......whispering of the new shades of green and smells of freshly cut grass. Oh, how the prospect of fresh......anything, teases and entices us!
Planning a garden, whether vegetable or flower, seeds often play a huge part of that planning. Decisions made should include:
- Do we want to start plants from seed or buy plants?
- Do we want to save seeds?
- Do you want annual, biennial, perennial plants, or a combination of all three?
- What plants do we want?
- Is our soil good or is it poor?
- How much space do we have?
Hybrid versus Heirloom

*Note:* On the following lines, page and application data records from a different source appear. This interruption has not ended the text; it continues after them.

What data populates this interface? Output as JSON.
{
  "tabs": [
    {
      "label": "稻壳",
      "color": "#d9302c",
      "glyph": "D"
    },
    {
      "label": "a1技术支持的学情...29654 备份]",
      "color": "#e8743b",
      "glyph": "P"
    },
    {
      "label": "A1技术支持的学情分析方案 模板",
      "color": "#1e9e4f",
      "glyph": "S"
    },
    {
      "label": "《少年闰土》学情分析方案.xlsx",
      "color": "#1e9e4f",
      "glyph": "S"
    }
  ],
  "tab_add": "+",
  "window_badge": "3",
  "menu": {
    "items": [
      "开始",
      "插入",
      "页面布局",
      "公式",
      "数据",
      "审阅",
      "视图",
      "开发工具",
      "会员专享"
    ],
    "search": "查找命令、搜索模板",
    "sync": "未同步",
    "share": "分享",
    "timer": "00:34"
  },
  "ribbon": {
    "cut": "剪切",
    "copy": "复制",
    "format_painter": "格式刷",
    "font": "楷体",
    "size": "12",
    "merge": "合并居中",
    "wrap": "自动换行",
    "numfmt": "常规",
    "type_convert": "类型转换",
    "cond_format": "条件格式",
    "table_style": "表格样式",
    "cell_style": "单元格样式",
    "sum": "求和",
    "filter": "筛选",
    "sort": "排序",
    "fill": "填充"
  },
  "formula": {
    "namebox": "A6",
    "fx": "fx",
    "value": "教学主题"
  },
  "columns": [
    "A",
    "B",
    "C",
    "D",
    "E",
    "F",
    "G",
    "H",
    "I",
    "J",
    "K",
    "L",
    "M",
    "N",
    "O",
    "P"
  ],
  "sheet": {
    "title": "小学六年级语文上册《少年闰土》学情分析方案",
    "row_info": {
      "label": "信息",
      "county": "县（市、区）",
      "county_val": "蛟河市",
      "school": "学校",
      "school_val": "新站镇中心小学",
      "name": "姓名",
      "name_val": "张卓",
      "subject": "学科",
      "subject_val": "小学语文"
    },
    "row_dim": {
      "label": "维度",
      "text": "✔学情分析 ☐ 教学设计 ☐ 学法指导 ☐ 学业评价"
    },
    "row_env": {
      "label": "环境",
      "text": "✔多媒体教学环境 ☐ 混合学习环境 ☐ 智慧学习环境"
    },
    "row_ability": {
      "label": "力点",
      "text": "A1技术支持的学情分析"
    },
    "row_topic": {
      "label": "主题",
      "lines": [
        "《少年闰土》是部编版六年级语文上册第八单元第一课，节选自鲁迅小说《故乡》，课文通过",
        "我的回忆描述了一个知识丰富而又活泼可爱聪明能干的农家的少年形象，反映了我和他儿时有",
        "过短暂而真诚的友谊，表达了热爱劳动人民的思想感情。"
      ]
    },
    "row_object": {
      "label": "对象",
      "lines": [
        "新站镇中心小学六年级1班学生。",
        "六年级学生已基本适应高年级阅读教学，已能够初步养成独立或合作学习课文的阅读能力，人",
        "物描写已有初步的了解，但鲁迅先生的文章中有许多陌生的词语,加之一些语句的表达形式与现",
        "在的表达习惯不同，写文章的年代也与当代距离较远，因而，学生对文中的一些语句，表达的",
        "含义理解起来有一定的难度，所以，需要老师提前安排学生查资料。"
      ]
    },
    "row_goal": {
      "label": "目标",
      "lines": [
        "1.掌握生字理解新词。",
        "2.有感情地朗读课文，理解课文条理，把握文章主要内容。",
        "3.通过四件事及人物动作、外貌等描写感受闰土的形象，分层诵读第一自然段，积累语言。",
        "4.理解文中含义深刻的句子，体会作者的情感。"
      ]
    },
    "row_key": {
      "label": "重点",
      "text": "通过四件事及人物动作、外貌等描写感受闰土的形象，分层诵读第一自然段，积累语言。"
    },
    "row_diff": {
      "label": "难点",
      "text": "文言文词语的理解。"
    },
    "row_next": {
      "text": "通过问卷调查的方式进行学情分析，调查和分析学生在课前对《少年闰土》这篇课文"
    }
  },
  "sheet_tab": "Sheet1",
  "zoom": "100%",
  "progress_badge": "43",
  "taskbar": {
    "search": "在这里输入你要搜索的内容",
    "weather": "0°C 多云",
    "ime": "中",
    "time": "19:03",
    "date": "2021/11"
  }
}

Hybrid seeds are just that hybrids, resulting from the crossing between two plants to produce qualities of both in one plant. This has been done to increase production and yield. That's a good thing, right? Not necessarily. With hybrid seeds you may have high return, but if your goal is to save seeds, it is not the best seed to use. Commercial hybrids are 'profit oriented', what sells - the biggest tomato and the greenest pepper, not necessarily an increase in nutritional value or saving seeds from year to year. Some hybrid seeds are actually patented and seeds need to be purchased every year. They are not adapted to all climates and environments. Many believe that hybrids also need more maintenance, as in fertilizer, water, etc. Most plants purchased at your local nursery are hybrid plants.
Heirloom, or open-pollinated, are seeds that have been gathered from plants that are non-hybrid. Heirloom seeds are the specific species or type of plant used over years and many have been handed down for generations! The advantages of heirloom seeds it that they will adapt to your environment and climate. You can save seeds for the following year, saving the annual cost of buying seeds. What we have found with open-pollinated seeds is that the taste is actually far better! We are able to find seeds that grow in our short, Memorial Day to Labor Day, growing season. Because heirloom seeds adapt to their environment, our yields are actually better than with hybrid seeds.
Annual, Biennial, or Perennial
Biennial plants are plants that grow and produce crops in one season, yet need more than one year for seed production. Seeds also need separation to prevent cross-pollination (form a hybrid). These plants include: beets, cabbage, carrots, etc.
Perennial plants are plants that grow once planted and continue to grow and produce for an extended period of years. There can be self-pollinating or require a second plant to reproduce. Plants in this group include: raspberries, strawberries, asparagus, etc.
Good or Bad Soil?
An easy way to find out the basic condition of your soil it to purchase a soil test kit from your local garden or hardware center. This test covers the basic BIG three: Nitrogen (N), Phosphate(P), and Potash(K).
We won't get overly technical here. Nitrogen encourages your plants to grow, by providing the energy to grow and produce fruit. Without sufficient Nitrogen, your plants are unable to absorb what nutrients they need from the soil. Organic forms of Nitrogen can be found in guano (bat droppings), blood meal, & fish meal.
Phosphate helps the plant to store nutrients and water better.
Helping plants grow to maturity and assist in better root development. Organic forms of Phosphate can be found in bone meal and rock phosphate (also a good source of calcium and other minerals).
Potash, or potassium, assists the plant moving the water and nutrients through the plant tissue. Potash also helps the plant resist pests and diseases. It is needed for developing the plants flowers, fruit, and seeds. Organic sources of Potash include greensand, kelp, and granite dust.
Type of soil............another thing to do is find out what type of soil you have. Different types of soil have different textures.
Some hold water better, some are more compact (harder) needing extra steps. An easy way to find your soil type is: simply fill a glass jar with soil and water. If you use a quart jar, 2 cups of soil and 1 cup of water should be sufficient. Shake it up a little. Once the soil settles, usually by the next day.........divide the height of each mineral layer by the height of the total amount of soil. Then multiply by 100. In the illustration below there is 50% sand, 25% silt, and 25% clay. This is actually a good soil example.
Easy or Hard to grow?
Easy to grow vegetables can be grown even in poor soil, or need less skill. They don't need as much as other plants and can produce a crop under the worst conditions. Vegetables that fall under 'low-demand' are beans, peas, carrots, and kale.
Medium-demand vegetables need good soil to produce well.
Side dressing, (meaning not placing compost right on the plants), would be needed or at least composting the garden annually. We compost in the fall after harvesting all our produce. Plants that need a little extra care include cabbage family, kohlrabi, lettuce, peppers, spinach, and tomatoes.
Plants that need the most TLC usually won't do well unless it has really good soil, enough light, and water. It may take some time to amend your soil naturally to get it where these 'high demand' plants will do well. Composting yearly, practicing crop rotation, double row planting, and companion planting has worked very well for us. (We will be blogging about those and seed saving in later blogs.) If you're a beginner, don't worry about these plants this year. These plants include asparagus, cantaloupe/honeydew, Chinese cabbage, leeks, & celery.